If you’re thinking of expanding your range of products or have a restaurant (or you love pickles in any way, shape, or form), there is much more to the humble pickle than meets the eye. Many restaurants, for example, offer different varieties of pickles, and pickles are not just cucumbers, after all – basically, every kind of vegetable can be pickled, be it onion, pepper, cabbage, garlic, beetroot, and so much more. But when we’re talking about cucumbers, there are different ways of pickling them! First, of course, the most famous is the dill pickle, but this is closely followed by kosher pickles, bread and butter pickles, and everything in between. So without further ado, here are the different pickle varieties – and what makes each pickle different.
But first – what is the history of the pickle, anyway? The truth is that pickles have been around for a long time – from 2030 BC. Even though there are different types all over the world (think kimchi in South Korea and sauerkraut in Germany), the cucumber is the most famous and most popular pickle. These are either fermented or marinated in brine, with various shapes ranging from spears to chips to wholes and halves and slices. The pickle can vary in texture, but more importantly, it can vary in taste.
The different varieties available
Dill pickles are the star of the show, and for good reason. It is arguably the most popular of the different types of pickles out there, and their taste is what sets them apart – a bit on the tart and salty side. Most dill pickles in a jar and in a pantry are made from vinegar-based brine, whilst refrigerated versions are often made with salt-based brine.
Bread and butter pickles

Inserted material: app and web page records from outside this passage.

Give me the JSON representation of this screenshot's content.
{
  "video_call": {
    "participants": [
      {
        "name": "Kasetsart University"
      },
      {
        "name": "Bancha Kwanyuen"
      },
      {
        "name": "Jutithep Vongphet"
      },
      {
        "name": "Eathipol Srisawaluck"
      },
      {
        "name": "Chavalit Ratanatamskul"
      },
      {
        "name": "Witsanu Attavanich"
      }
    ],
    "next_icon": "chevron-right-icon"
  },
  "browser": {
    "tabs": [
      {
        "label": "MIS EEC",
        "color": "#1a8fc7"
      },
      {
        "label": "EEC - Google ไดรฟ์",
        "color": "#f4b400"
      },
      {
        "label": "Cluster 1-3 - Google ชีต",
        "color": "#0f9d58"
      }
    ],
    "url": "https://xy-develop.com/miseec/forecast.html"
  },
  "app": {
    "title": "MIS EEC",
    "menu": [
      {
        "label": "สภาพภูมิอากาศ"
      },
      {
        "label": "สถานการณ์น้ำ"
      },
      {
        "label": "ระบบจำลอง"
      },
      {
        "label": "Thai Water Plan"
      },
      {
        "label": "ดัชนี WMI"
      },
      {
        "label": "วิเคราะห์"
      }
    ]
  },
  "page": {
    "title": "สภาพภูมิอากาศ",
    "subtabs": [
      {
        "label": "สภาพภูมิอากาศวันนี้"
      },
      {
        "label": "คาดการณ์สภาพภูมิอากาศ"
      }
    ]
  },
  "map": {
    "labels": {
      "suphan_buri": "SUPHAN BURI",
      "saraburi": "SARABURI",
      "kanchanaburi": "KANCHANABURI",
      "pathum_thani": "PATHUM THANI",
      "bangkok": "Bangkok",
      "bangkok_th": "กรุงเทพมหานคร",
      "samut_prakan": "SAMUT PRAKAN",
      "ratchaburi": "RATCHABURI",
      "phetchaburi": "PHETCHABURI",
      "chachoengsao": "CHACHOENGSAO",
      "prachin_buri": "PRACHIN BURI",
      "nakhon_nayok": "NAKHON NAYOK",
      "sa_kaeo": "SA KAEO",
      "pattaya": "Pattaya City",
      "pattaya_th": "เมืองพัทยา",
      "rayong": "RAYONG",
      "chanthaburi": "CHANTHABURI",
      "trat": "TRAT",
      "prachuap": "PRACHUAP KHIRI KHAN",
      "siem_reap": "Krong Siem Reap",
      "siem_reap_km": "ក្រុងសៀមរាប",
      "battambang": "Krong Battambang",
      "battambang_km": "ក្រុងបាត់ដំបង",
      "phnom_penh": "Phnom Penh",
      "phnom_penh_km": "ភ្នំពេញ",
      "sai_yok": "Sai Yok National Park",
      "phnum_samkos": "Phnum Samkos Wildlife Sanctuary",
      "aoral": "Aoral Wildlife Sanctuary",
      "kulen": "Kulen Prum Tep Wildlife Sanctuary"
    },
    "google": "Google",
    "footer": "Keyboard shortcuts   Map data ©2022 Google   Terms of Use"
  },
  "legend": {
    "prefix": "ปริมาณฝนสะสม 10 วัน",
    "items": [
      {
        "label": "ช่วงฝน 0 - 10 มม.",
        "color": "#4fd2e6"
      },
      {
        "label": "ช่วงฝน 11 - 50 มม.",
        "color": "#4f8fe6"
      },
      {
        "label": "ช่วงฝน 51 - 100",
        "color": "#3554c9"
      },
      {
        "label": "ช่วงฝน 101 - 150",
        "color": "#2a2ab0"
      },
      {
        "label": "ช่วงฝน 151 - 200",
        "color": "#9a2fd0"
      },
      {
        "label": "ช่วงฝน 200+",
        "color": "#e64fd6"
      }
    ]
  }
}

These pickles are next on the list, and it’s another favourite because it is used mainly for burgers and sandwiches. They are mostly bought in bulk, and you can get different wholesale pickles from EE & Brian Smith. This pickle is a little sweeter than the classic dill pickle. It gets its sweetness mostly from the onions – along with a marinade of salt, sugar, white vinegar, celery, coriander and mustard seeds.
The first thing you may notice about the good old gherkin is how it looks – it is often smaller than the cucumber, with a length of 1 – 2 inches and a rough and curved shape. Gherkins generally come with a distinctive sweet flavour, though they can also be made much like sour or dill pickles. The main thing that separates it from other pickles is its texture – since it is small and bumpy, it has a lot more crunchiness. Most gherkins are served whole rather than sliced or halved, which means they aren’t served on sandwiches – instead, you will see them on their own on a charcuterie board or at a deli as a garnish.
Cornichons are similar in appearance to gherkins, but they are smaller – and some people refer to them as French gherkins. You can get them fermented, but another way is to get them marinated in a mix of herbs and spices like tarragon, pepper, or dill.